The “Scream” franchise started in 1996 as a clever bit of meta-horror: a slasher film directed by Wes Craven and written by Kevin Williamson that skillfully attacked the genre’s tropes in a way that was truly scary, genuinely humorous, and, most importantly, enjoyable. The concept of a masked serial murderer tormenting victims, who are also slasher-movie fans, using the insights of a movie-going slasher-flick fan before killing them was ingenious.
But by the time “Scream 4” arrived — the final installment in 2011 by the original partners before Craven’s death — no one involved seem to care that the audience was only laughing at their laziness.
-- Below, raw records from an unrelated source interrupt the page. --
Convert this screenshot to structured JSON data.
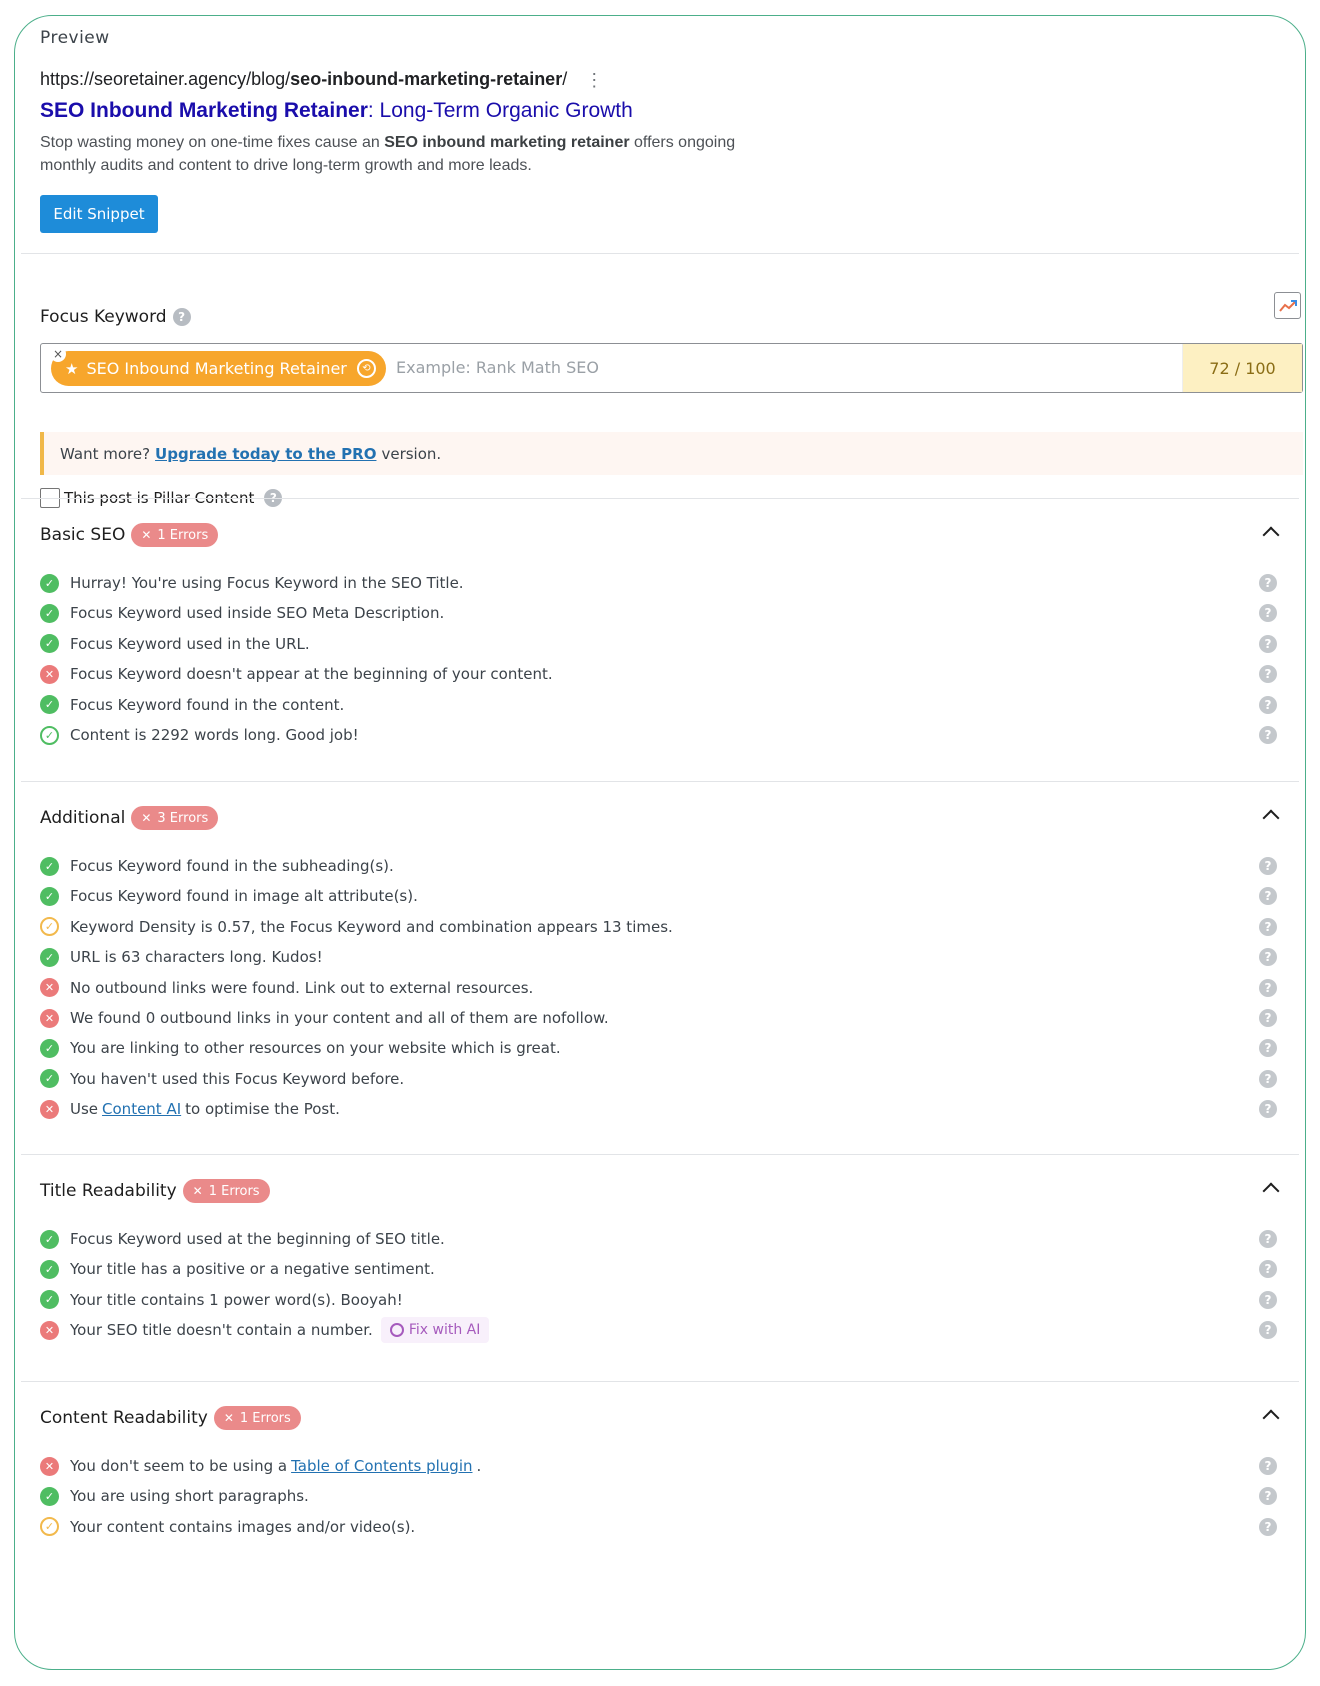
{
  "preview": {
    "label": "Preview",
    "url_base": "https://seoretainer.agency/blog/",
    "url_slug": "seo-inbound-marketing-retainer",
    "url_end": "/",
    "more_icon": "three-dots-vertical-icon",
    "title_bold": "SEO Inbound Marketing Retainer",
    "title_rest": ": Long-Term Organic Growth",
    "desc_pre": "Stop wasting money on one-time fixes cause an ",
    "desc_bold": "SEO inbound marketing retainer",
    "desc_post": " offers ongoing monthly audits and content to drive long-term growth and more leads.",
    "edit_button": "Edit Snippet"
  },
  "focus": {
    "label": "Focus Keyword",
    "help": "?",
    "trend_icon": "trend-chart-icon",
    "keyword": "SEO Inbound Marketing Retainer",
    "close": "×",
    "placeholder": "Example: Rank Math SEO",
    "score": "72 / 100",
    "upgrade_pre": "Want more?",
    "upgrade_link": "Upgrade today to the PRO",
    "upgrade_post": "version.",
    "pillar_label": "This post is Pillar Content"
  },
  "colors": {
    "accent": "#1e8cd9",
    "ok": "#4fbd62",
    "error": "#eb7a7a",
    "warning": "#f2b94c",
    "keyword_chip": "#f7a62c"
  },
  "sections": [
    {
      "title": "Basic SEO",
      "badge": "1 Errors",
      "items": [
        {
          "status": "ok",
          "text": "Hurray! You're using Focus Keyword in the SEO Title."
        },
        {
          "status": "ok",
          "text": "Focus Keyword used inside SEO Meta Description."
        },
        {
          "status": "ok",
          "text": "Focus Keyword used in the URL."
        },
        {
          "status": "error",
          "text": "Focus Keyword doesn't appear at the beginning of your content."
        },
        {
          "status": "ok",
          "text": "Focus Keyword found in the content."
        },
        {
          "status": "ok-outline",
          "text": "Content is 2292 words long. Good job!"
        }
      ]
    },
    {
      "title": "Additional",
      "badge": "3 Errors",
      "items": [
        {
          "status": "ok",
          "text": "Focus Keyword found in the subheading(s)."
        },
        {
          "status": "ok",
          "text": "Focus Keyword found in image alt attribute(s)."
        },
        {
          "status": "warning",
          "text": "Keyword Density is 0.57, the Focus Keyword and combination appears 13 times."
        },
        {
          "status": "ok",
          "text": "URL is 63 characters long. Kudos!"
        },
        {
          "status": "error",
          "text": "No outbound links were found. Link out to external resources."
        },
        {
          "status": "error",
          "text": "We found 0 outbound links in your content and all of them are nofollow."
        },
        {
          "status": "ok",
          "text": "You are linking to other resources on your website which is great."
        },
        {
          "status": "ok",
          "text": "You haven't used this Focus Keyword before."
        },
        {
          "status": "error",
          "text_pre": "Use",
          "link": "Content AI",
          "text_post": "to optimise the Post."
        }
      ]
    },
    {
      "title": "Title Readability",
      "badge": "1 Errors",
      "items": [
        {
          "status": "ok",
          "text": "Focus Keyword used at the beginning of SEO title."
        },
        {
          "status": "ok",
          "text": "Your title has a positive or a negative sentiment."
        },
        {
          "status": "ok",
          "text": "Your title contains 1 power word(s). Booyah!"
        },
        {
          "status": "error",
          "text": "Your SEO title doesn't contain a number.",
          "fix": "Fix with AI"
        }
      ]
    },
    {
      "title": "Content Readability",
      "badge": "1 Errors",
      "items": [
        {
          "status": "error",
          "text_pre": "You don't seem to be using a",
          "link": "Table of Contents plugin",
          "text_post": "."
        },
        {
          "status": "ok",
          "text": "You are using short paragraphs."
        },
        {
          "status": "warning",
          "text": "Your content contains images and/or video(s)."
        }
      ]
    }
  ]
}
The new legacy sequel, in a long line of recent failures (see also Star Wars, the Terminator, Matrix), this is a film that’s strictly a fan service feast. In the 2002 film, the Ghostface murderer returns in a self-deprecating, slasher sequel that’s woefully short on horrors. Instead of recoiling from the horror, most of the audience is likely to merely laugh out loud at Scream’s 25th anniversary relaunch. The original cast reprises their roles as supporting characters for a fresh set of smarmy teen victims, and the film makes light of horror genre stereotypes while also mocking the “Stab” franchise, which was based on the Woodsboro murders.
While this witty technique works up to a point, it soon becomes ridiculous, although anyone that goes for gory and savage knife strikes, then Scream (2022) will satiate your bloodlust.
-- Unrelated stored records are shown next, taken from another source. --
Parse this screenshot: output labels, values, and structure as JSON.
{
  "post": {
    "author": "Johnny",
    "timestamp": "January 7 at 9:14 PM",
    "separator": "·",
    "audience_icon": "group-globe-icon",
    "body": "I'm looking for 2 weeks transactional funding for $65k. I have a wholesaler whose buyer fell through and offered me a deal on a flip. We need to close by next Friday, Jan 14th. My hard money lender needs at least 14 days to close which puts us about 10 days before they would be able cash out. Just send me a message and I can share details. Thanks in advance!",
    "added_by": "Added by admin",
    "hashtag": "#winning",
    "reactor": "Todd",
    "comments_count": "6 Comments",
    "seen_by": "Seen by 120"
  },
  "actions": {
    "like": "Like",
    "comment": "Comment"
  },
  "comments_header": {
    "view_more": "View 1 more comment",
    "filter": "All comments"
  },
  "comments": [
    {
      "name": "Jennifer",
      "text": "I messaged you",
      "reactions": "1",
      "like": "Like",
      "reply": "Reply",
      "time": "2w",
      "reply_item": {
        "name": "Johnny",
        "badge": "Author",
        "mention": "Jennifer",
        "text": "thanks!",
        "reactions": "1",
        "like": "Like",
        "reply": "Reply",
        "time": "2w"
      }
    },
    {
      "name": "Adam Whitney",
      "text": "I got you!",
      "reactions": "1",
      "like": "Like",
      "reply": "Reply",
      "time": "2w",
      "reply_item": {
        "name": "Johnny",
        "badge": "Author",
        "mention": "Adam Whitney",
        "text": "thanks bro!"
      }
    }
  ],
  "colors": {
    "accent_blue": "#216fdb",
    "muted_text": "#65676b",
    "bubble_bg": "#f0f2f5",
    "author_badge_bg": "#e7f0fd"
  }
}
Scream enjoys making fun of itself and other horror movies. Ghostface is a huge admirer of the “Stab” franchise and uses it to tease his victims. The Generation Z supporting cast is always talking about horror classics, recent genre hits, and what went wrong with the failed “Stab” sequels, but if these teenagers are self-proclaimed horror specialists, why do they act like lambs to their own slaughter?
The script by James Vanderbilt and Guy Busick is witty initially, but then they milk it with inane chatter. In fact, the meta references get so bad, that eventually you want this clique of irritating commentators to just shut up and die. Legendary director Wes Craven knew how to make laughs work and the frightening shocks work, but these replacement directors don’t.
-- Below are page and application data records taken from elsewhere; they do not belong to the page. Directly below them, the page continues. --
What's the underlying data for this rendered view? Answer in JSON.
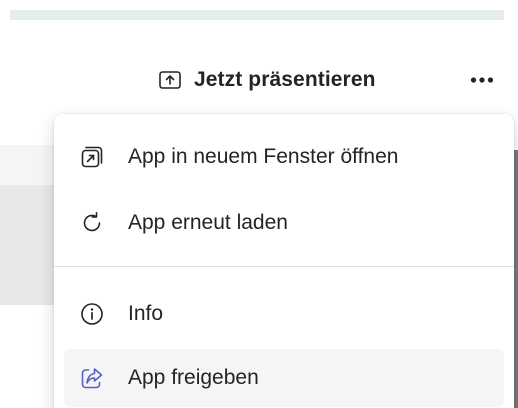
{
  "toolbar": {
    "present_label": "Jetzt präsentieren",
    "present_icon": "share-screen-icon",
    "more_icon": "more-horizontal-icon"
  },
  "menu": {
    "items": [
      {
        "label": "App in neuem Fenster öffnen",
        "icon": "open-in-new-window-icon"
      },
      {
        "label": "App erneut laden",
        "icon": "reload-icon"
      },
      {
        "label": "Info",
        "icon": "info-icon"
      },
      {
        "label": "App freigeben",
        "icon": "share-icon",
        "icon_color": "#5b5fc7",
        "highlighted": true
      }
    ]
  },
  "colors": {
    "text": "#242424",
    "accent": "#5b5fc7",
    "hover_bg": "#f5f5f5",
    "top_strip": "#e4eded"
  }
}
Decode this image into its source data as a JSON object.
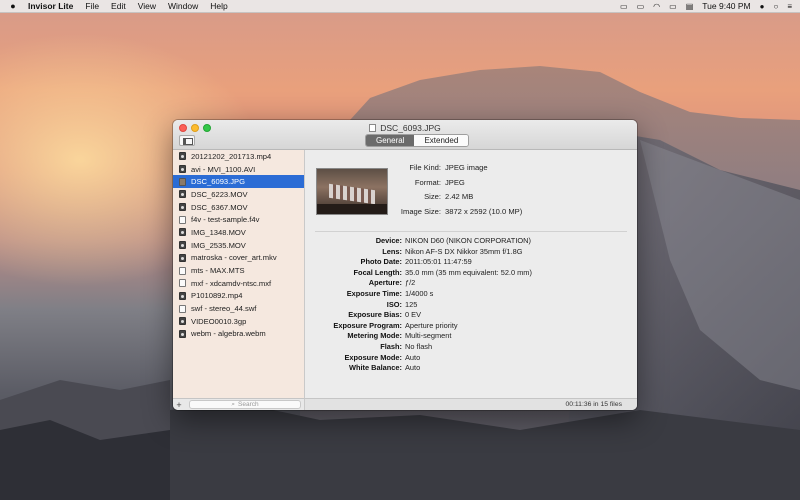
{
  "menubar": {
    "app_name": "Invisor Lite",
    "menus": [
      "File",
      "Edit",
      "View",
      "Window",
      "Help"
    ],
    "clock": "Tue 9:40 PM"
  },
  "window": {
    "title": "DSC_6093.JPG",
    "tabs": [
      {
        "label": "General",
        "active": true
      },
      {
        "label": "Extended",
        "active": false
      }
    ]
  },
  "sidebar": {
    "files": [
      {
        "name": "20121202_201713.mp4",
        "kind": "video",
        "selected": false
      },
      {
        "name": "avi - MVI_1100.AVI",
        "kind": "video",
        "selected": false
      },
      {
        "name": "DSC_6093.JPG",
        "kind": "image",
        "selected": true
      },
      {
        "name": "DSC_6223.MOV",
        "kind": "video",
        "selected": false
      },
      {
        "name": "DSC_6367.MOV",
        "kind": "video",
        "selected": false
      },
      {
        "name": "f4v - test-sample.f4v",
        "kind": "blank",
        "selected": false
      },
      {
        "name": "IMG_1348.MOV",
        "kind": "video",
        "selected": false
      },
      {
        "name": "IMG_2535.MOV",
        "kind": "video",
        "selected": false
      },
      {
        "name": "matroska - cover_art.mkv",
        "kind": "video",
        "selected": false
      },
      {
        "name": "mts - MAX.MTS",
        "kind": "blank",
        "selected": false
      },
      {
        "name": "mxf - xdcamdv-ntsc.mxf",
        "kind": "blank",
        "selected": false
      },
      {
        "name": "P1010892.mp4",
        "kind": "video",
        "selected": false
      },
      {
        "name": "swf - stereo_44.swf",
        "kind": "blank",
        "selected": false
      },
      {
        "name": "VIDEO0010.3gp",
        "kind": "video",
        "selected": false
      },
      {
        "name": "webm - algebra.webm",
        "kind": "video",
        "selected": false
      }
    ],
    "add_label": "+",
    "search_placeholder": "Search"
  },
  "general": [
    {
      "key": "File Kind:",
      "value": "JPEG image"
    },
    {
      "key": "Format:",
      "value": "JPEG"
    },
    {
      "key": "Size:",
      "value": "2.42 MB"
    },
    {
      "key": "Image Size:",
      "value": "3872 x 2592 (10.0 MP)"
    }
  ],
  "exif": [
    {
      "key": "Device:",
      "value": "NIKON D60 (NIKON CORPORATION)"
    },
    {
      "key": "Lens:",
      "value": "Nikon AF-S DX Nikkor 35mm f/1.8G"
    },
    {
      "key": "Photo Date:",
      "value": "2011:05:01 11:47:59"
    },
    {
      "key": "Focal Length:",
      "value": "35.0 mm (35 mm equivalent: 52.0 mm)"
    },
    {
      "key": "Aperture:",
      "value": "ƒ/2"
    },
    {
      "key": "Exposure Time:",
      "value": "1/4000 s"
    },
    {
      "key": "ISO:",
      "value": "125"
    },
    {
      "key": "Exposure Bias:",
      "value": "0 EV"
    },
    {
      "key": "Exposure Program:",
      "value": "Aperture priority"
    },
    {
      "key": "Metering Mode:",
      "value": "Multi-segment"
    },
    {
      "key": "Flash:",
      "value": "No flash"
    },
    {
      "key": "Exposure Mode:",
      "value": "Auto"
    },
    {
      "key": "White Balance:",
      "value": "Auto"
    }
  ],
  "status": "00:11:36 in 15 files",
  "colors": {
    "selection": "#2b6cd5",
    "close": "#fc5f57",
    "minimize": "#fdbc2e",
    "zoom": "#33c748"
  }
}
Skip this. There are no screams here. And if you REALLY want a spoiler… the bad guys are “toxic fans.” **yawn**